PROBLEM |
Extract, from the listing that follows, each line containing the word "Świat".

- Opening Delimiter -

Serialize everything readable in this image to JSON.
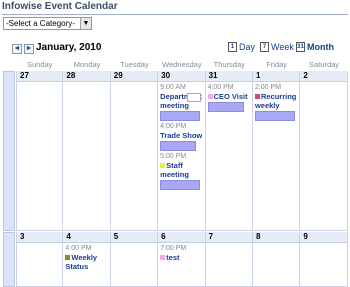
{
  "title": "Infowise Event Calendar",
  "category_select": {
    "value": "-Select a Category-"
  },
  "nav": {
    "prev": "◄",
    "next": "►",
    "month_label": "January, 2010"
  },
  "views": {
    "day": "Day",
    "week": "Week",
    "month": "Month",
    "day_icon": "1",
    "week_icon": "7",
    "month_icon": "31"
  },
  "dow": [
    "Sunday",
    "Monday",
    "Tuesday",
    "Wednesday",
    "Thursday",
    "Friday",
    "Saturday"
  ],
  "weeks": [
    {
      "days": [
        {
          "num": "27",
          "events": []
        },
        {
          "num": "28",
          "events": []
        },
        {
          "num": "29",
          "events": []
        },
        {
          "num": "30",
          "events": [
            {
              "time": "9:00 AM",
              "title": "Department meeting",
              "dot": ""
            },
            {
              "time": "4:00 PM",
              "title": "Trade Show",
              "dot": ""
            },
            {
              "time": "5:00 PM",
              "title": "Staff meeting",
              "dot": "#e8f040"
            }
          ]
        },
        {
          "num": "31",
          "events": [
            {
              "time": "4:00 PM",
              "title": "CEO Visit",
              "dot": "#f0a8e8"
            }
          ]
        },
        {
          "num": "1",
          "events": [
            {
              "time": "2:00 PM",
              "title": "Recurring weekly",
              "dot": "#d04878"
            }
          ]
        },
        {
          "num": "2",
          "events": []
        }
      ]
    },
    {
      "days": [
        {
          "num": "3",
          "events": []
        },
        {
          "num": "4",
          "events": [
            {
              "time": "4:00 PM",
              "title": "Weekly Status",
              "dot": "#8a8a20"
            }
          ]
        },
        {
          "num": "5",
          "events": []
        },
        {
          "num": "6",
          "events": [
            {
              "time": "7:00 PM",
              "title": "test",
              "dot": "#f0a8e8"
            }
          ]
        },
        {
          "num": "7",
          "events": []
        },
        {
          "num": "8",
          "events": []
        },
        {
          "num": "9",
          "events": []
        }
      ]
    }
  ]
}
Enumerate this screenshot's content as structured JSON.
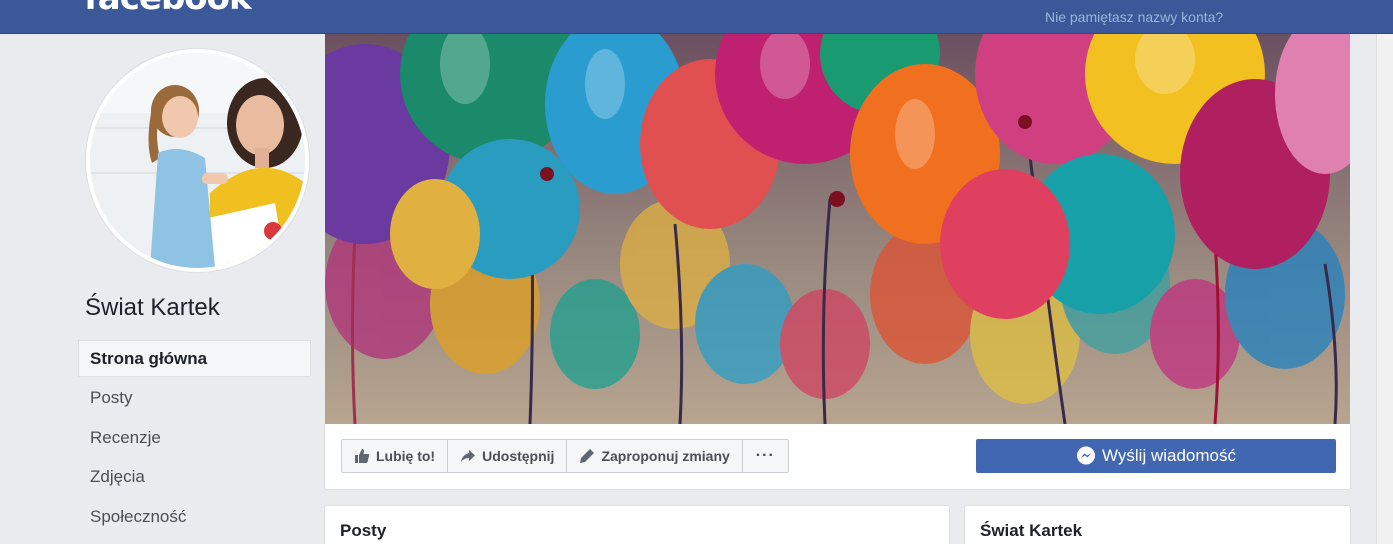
{
  "header": {
    "logo": "facebook",
    "forgot_account": "Nie pamiętasz nazwy konta?"
  },
  "page": {
    "name": "Świat Kartek"
  },
  "sidebar": {
    "items": [
      {
        "label": "Strona główna",
        "active": true
      },
      {
        "label": "Posty"
      },
      {
        "label": "Recenzje"
      },
      {
        "label": "Zdjęcia"
      },
      {
        "label": "Społeczność"
      }
    ]
  },
  "actions": {
    "like": "Lubię to!",
    "share": "Udostępnij",
    "suggest": "Zaproponuj zmiany",
    "more": "···",
    "send_message": "Wyślij wiadomość"
  },
  "cards": {
    "posts_title": "Posty",
    "about_title": "Świat Kartek"
  },
  "colors": {
    "brand": "#3b5998",
    "button": "#4267b2",
    "background": "#e9ebee"
  }
}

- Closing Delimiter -

SOLUTION FOR THIS PROBLEM |
    "name": "Świat Kartek"
    "about_title": "Świat Kartek"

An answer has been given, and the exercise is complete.